The figures are designed to fit together to form a 3-rank firing line with the front rank kneeling at the ready, the second rank is standing firing, and the third rank is standing at the ready. One could also depict a 2-rank line with maybe the front rank kneeling and the second rank firing, or the front rank standing firing and the second rank standing at the ready, or even two ranks standing at the ready. So there is a lot of flexibility in my poses. The officer standing holding his sword is taken from a Menzel drawing showing the officer in the front rank, staring down the firing line to make sure that everyone is in his proper place. The drummer pose is also taken from one of the Menzel plates. I particularly like the NCO pose, a stern looking feldwebel standing at attention and looking to his right as if to inspect the lads. The "kurzgewehr" or pike is cast onto the figure and is particularly strong and won't break off.

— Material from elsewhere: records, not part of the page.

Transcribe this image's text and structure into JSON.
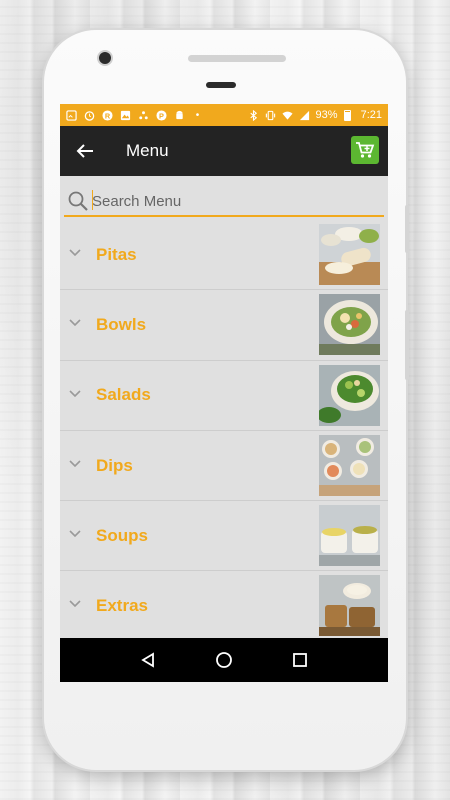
{
  "status_bar": {
    "battery": "93%",
    "time": "7:21",
    "icons": [
      "image-icon",
      "timer-icon",
      "r-app-icon",
      "photo-icon",
      "dots-icon",
      "parking-icon",
      "android-icon",
      "more-icon",
      "bluetooth-icon",
      "vibrate-icon",
      "wifi-icon",
      "signal-icon",
      "battery-icon"
    ]
  },
  "toolbar": {
    "title": "Menu",
    "back_icon": "arrow-left-icon",
    "cart_icon": "cart-icon"
  },
  "search": {
    "placeholder": "Search Menu",
    "value": ""
  },
  "menu": {
    "items": [
      {
        "label": "Pitas"
      },
      {
        "label": "Bowls"
      },
      {
        "label": "Salads"
      },
      {
        "label": "Dips"
      },
      {
        "label": "Soups"
      },
      {
        "label": "Extras"
      }
    ]
  },
  "colors": {
    "accent": "#f1a91d",
    "toolbar": "#232323",
    "cart": "#5cb731",
    "list_bg": "#e0e0e0"
  }
}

The figure range also includes a standard bearer, which you can see in the back row of the the first picture on this page (click on the picture to enlarge). His hands are open and it is really easy to affix a wire flag pole into his hand so that it won't fall off or bend. This has always been one of my pet peeves about standard bearers -- they often require a lot of work drilling a hole out in the hands, or else there is not enough metal to secure the flag pole in the figure's hands. I don't have such problems with my figures.

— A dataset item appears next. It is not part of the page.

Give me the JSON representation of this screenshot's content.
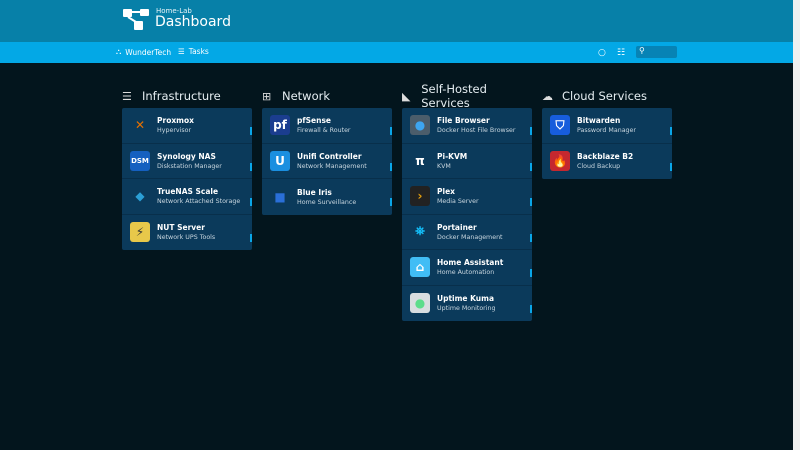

The overall design philosophy for these figures, which I call "Potsdam Miniatures", is to replicate the elegant, graceful style of such figures as Stadden, Suren, Elite Miniatures and RSM. The figures have a natural look to them, i.e. they look like real people, only in miniature form, because the figure proportions are correct. These stand about 6 to 7 heads high which is the proper proportion of a human being. The heads are not oversized nor do we allow the hands to look like baseball mitts. So you won't be able to paint every single knuckle on these lads because you wouldn't be able to see the knuckles in the first place, if they were real people.

I think that the figures paint up very nicely. See the close up examples of the drummer and the man kneeling. I black prime undercoat and then paint the whole figure with acrylic black paint to give all the black bits (tricorn, gaitors, cartridge box) a more natural look. Then dark blue is painted over the uniform coat and then dry brushed with a lighter shade of blue. I think that dry brushing has a more natural look to it than other painting methods, but that is just my personal preference. The breeches and waistcoat were done with two shades of yellowish tan, to effect the "straw" color that was used for this regiment. The turnbacks also used two tones of red. My favorite paints are the Iron Wind Metals (IWM) and the Reaper Paints.

I finished off the figures by attaching them to a 1" square metal base for our BAR rules system. The metal base is painted a dark color (or save a step by priming the figure already attached to the metal base) so that shiny bits don't show through the edge of the base. Then, I use Red Devil Pre-mixed Spackel Compound to terrain the base. You just mix in the desired color of paint until the spackel looks like chocolate pudding, and then slather the goop around the base. While this is still wet, I next sprinkle on some fine railroad ballast and then sprinkle a littel bit of Woodlands Scenics "burnt grass" flock (use fine instead of course) on the stand. After a couple of hours, the spackle will have dried and then I spritz them with Dullcoat for protection.

I also have a similar set of poses for the grenadiers in firing line and I'm currently working on the 5/20 grenadier battalion that goes with IR5 and IR20. I hope to be able to add artillery crew and march attack poses next year, and perhaps some compatible Austrians to provide the noble opposition. Eventually the figures will be available for retail sale, but we are still working out some kinks and bottlenecks in the molds and the casting process. But overall, Der Alte Fritz is quite pleased with his new recruits and plans to add more for the coming campaign.